Work instructions>
Retype each record below word for word, pictures excluded.

[Excerpts from a dataset]
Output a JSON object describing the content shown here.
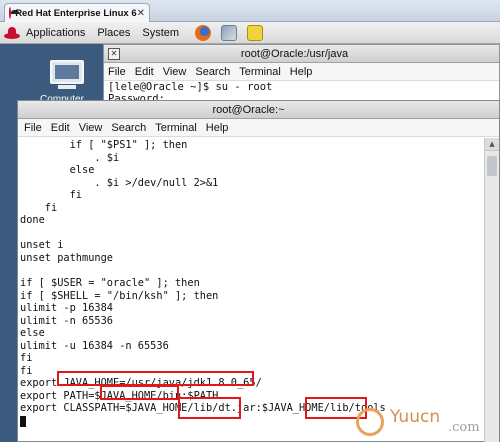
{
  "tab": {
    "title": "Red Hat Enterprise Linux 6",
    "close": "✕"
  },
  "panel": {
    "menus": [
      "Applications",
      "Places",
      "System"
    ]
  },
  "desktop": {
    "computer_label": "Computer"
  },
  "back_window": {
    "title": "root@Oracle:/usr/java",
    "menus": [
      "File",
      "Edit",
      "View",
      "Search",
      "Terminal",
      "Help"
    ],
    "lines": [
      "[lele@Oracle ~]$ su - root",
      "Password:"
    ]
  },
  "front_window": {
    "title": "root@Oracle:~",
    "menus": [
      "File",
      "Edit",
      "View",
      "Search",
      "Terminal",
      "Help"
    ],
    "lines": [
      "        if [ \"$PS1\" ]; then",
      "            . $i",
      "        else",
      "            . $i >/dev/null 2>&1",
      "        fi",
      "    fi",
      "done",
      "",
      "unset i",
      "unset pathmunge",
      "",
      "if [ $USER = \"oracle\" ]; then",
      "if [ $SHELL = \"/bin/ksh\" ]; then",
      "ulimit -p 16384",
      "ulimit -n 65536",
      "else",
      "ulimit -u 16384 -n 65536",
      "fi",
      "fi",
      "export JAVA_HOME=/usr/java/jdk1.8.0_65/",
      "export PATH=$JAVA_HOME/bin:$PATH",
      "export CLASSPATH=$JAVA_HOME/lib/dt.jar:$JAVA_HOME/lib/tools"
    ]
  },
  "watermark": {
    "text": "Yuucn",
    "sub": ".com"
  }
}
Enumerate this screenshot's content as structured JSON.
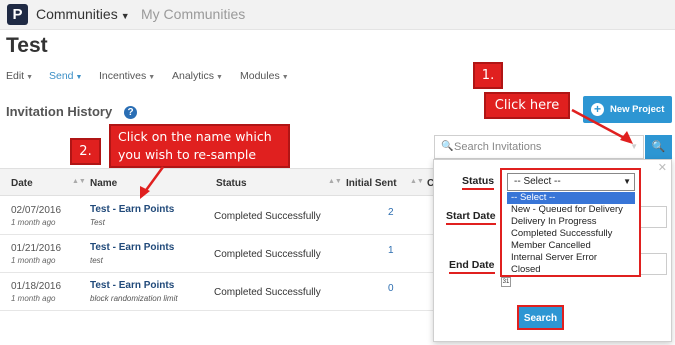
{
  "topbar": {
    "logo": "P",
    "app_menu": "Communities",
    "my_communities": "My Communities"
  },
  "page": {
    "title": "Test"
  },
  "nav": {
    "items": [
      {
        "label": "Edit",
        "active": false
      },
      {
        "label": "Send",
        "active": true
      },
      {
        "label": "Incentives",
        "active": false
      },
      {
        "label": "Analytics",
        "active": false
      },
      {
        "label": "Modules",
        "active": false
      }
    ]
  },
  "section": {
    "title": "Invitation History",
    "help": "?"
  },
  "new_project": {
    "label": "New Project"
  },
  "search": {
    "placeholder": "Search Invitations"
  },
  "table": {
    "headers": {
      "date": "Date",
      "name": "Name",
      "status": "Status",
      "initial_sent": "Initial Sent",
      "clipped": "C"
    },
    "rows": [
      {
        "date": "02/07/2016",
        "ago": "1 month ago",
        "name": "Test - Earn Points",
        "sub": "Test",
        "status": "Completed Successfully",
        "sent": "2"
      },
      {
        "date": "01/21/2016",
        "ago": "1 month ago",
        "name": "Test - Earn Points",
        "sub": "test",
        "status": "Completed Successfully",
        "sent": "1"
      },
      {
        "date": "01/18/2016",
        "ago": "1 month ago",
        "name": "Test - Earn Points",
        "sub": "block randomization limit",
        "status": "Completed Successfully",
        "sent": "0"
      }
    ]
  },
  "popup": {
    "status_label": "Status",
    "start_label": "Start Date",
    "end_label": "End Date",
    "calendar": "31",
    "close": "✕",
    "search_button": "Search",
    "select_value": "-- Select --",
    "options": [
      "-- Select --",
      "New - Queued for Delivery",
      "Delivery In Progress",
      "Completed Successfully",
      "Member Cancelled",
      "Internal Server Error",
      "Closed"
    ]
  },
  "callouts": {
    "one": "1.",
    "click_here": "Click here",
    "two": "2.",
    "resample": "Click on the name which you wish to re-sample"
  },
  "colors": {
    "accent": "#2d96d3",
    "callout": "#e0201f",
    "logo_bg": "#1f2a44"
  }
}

Exercise answer>
Output a JSON object describing the content shown here.
{
  "tab": {
    "title": "Red Hat Enterprise Linux 6",
    "close": "✕"
  },
  "panel": {
    "menus": [
      "Applications",
      "Places",
      "System"
    ]
  },
  "desktop": {
    "computer_label": "Computer"
  },
  "back_window": {
    "title": "root@Oracle:/usr/java",
    "menus": [
      "File",
      "Edit",
      "View",
      "Search",
      "Terminal",
      "Help"
    ],
    "lines": [
      "[lele@Oracle ~]$ su - root",
      "Password:"
    ]
  },
  "front_window": {
    "title": "root@Oracle:~",
    "menus": [
      "File",
      "Edit",
      "View",
      "Search",
      "Terminal",
      "Help"
    ],
    "lines": [
      "        if [ \"$PS1\" ]; then",
      "            . $i",
      "        else",
      "            . $i >/dev/null 2>&1",
      "        fi",
      "    fi",
      "done",
      "",
      "unset i",
      "unset pathmunge",
      "",
      "if [ $USER = \"oracle\" ]; then",
      "if [ $SHELL = \"/bin/ksh\" ]; then",
      "ulimit -p 16384",
      "ulimit -n 65536",
      "else",
      "ulimit -u 16384 -n 65536",
      "fi",
      "fi",
      "export JAVA_HOME=/usr/java/jdk1.8.0_65/",
      "export PATH=$JAVA_HOME/bin:$PATH",
      "export CLASSPATH=$JAVA_HOME/lib/dt.jar:$JAVA_HOME/lib/tools"
    ]
  },
  "watermark": {
    "text": "Yuucn",
    "sub": ".com"
  }
}
Enumerate this screenshot's content as structured JSON.
{
  "topbar": {
    "logo": "P",
    "app_menu": "Communities",
    "my_communities": "My Communities"
  },
  "page": {
    "title": "Test"
  },
  "nav": {
    "items": [
      {
        "label": "Edit",
        "active": false
      },
      {
        "label": "Send",
        "active": true
      },
      {
        "label": "Incentives",
        "active": false
      },
      {
        "label": "Analytics",
        "active": false
      },
      {
        "label": "Modules",
        "active": false
      }
    ]
  },
  "section": {
    "title": "Invitation History",
    "help": "?"
  },
  "new_project": {
    "label": "New Project"
  },
  "search": {
    "placeholder": "Search Invitations"
  },
  "table": {
    "headers": {
      "date": "Date",
      "name": "Name",
      "status": "Status",
      "initial_sent": "Initial Sent",
      "clipped": "C"
    },
    "rows": [
      {
        "date": "02/07/2016",
        "ago": "1 month ago",
        "name": "Test - Earn Points",
        "sub": "Test",
        "status": "Completed Successfully",
        "sent": "2"
      },
      {
        "date": "01/21/2016",
        "ago": "1 month ago",
        "name": "Test - Earn Points",
        "sub": "test",
        "status": "Completed Successfully",
        "sent": "1"
      },
      {
        "date": "01/18/2016",
        "ago": "1 month ago",
        "name": "Test - Earn Points",
        "sub": "block randomization limit",
        "status": "Completed Successfully",
        "sent": "0"
      }
    ]
  },
  "popup": {
    "status_label": "Status",
    "start_label": "Start Date",
    "end_label": "End Date",
    "calendar": "31",
    "close": "✕",
    "search_button": "Search",
    "select_value": "-- Select --",
    "options": [
      "-- Select --",
      "New - Queued for Delivery",
      "Delivery In Progress",
      "Completed Successfully",
      "Member Cancelled",
      "Internal Server Error",
      "Closed"
    ]
  },
  "callouts": {
    "one": "1.",
    "click_here": "Click here",
    "two": "2.",
    "resample": "Click on the name which you wish to re-sample"
  },
  "colors": {
    "accent": "#2d96d3",
    "callout": "#e0201f",
    "logo_bg": "#1f2a44"
  }
}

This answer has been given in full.